Given data |
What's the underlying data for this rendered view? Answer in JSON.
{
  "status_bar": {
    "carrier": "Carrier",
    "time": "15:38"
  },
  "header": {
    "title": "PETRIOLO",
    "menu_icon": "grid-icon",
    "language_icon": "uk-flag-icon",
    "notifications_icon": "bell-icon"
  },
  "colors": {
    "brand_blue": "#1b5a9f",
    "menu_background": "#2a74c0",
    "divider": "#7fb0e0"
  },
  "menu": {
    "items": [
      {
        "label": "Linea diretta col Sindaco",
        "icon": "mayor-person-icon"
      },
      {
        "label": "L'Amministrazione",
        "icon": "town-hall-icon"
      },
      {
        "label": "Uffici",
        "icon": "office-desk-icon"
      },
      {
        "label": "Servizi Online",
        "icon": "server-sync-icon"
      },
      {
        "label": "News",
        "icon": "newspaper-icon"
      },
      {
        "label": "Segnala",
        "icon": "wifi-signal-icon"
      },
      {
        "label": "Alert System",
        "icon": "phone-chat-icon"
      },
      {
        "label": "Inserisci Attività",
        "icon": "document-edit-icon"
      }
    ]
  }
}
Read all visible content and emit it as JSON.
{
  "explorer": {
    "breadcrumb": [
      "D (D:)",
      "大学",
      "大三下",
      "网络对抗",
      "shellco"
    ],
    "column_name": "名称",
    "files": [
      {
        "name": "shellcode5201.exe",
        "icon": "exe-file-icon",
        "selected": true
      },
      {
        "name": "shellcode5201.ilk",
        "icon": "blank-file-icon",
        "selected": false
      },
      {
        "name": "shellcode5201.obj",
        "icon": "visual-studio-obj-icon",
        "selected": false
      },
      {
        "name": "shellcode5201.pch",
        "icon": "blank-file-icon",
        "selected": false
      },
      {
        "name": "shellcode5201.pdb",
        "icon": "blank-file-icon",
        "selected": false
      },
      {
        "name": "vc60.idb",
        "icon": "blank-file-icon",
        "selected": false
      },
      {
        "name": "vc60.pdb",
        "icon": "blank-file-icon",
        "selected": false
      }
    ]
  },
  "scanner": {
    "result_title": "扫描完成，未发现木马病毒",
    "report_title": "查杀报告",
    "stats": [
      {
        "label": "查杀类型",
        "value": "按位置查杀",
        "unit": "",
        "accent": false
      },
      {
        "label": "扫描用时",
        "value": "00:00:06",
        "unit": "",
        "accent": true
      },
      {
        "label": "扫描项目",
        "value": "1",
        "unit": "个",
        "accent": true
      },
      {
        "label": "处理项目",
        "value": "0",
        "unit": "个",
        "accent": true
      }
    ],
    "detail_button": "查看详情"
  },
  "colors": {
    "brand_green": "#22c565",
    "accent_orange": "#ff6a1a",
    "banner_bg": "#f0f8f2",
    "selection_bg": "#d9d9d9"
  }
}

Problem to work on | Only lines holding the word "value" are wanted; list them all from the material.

Completed task |
        "value": "按位置查杀",
        "value": "00:00:06",
        "value": "1",
        "value": "0",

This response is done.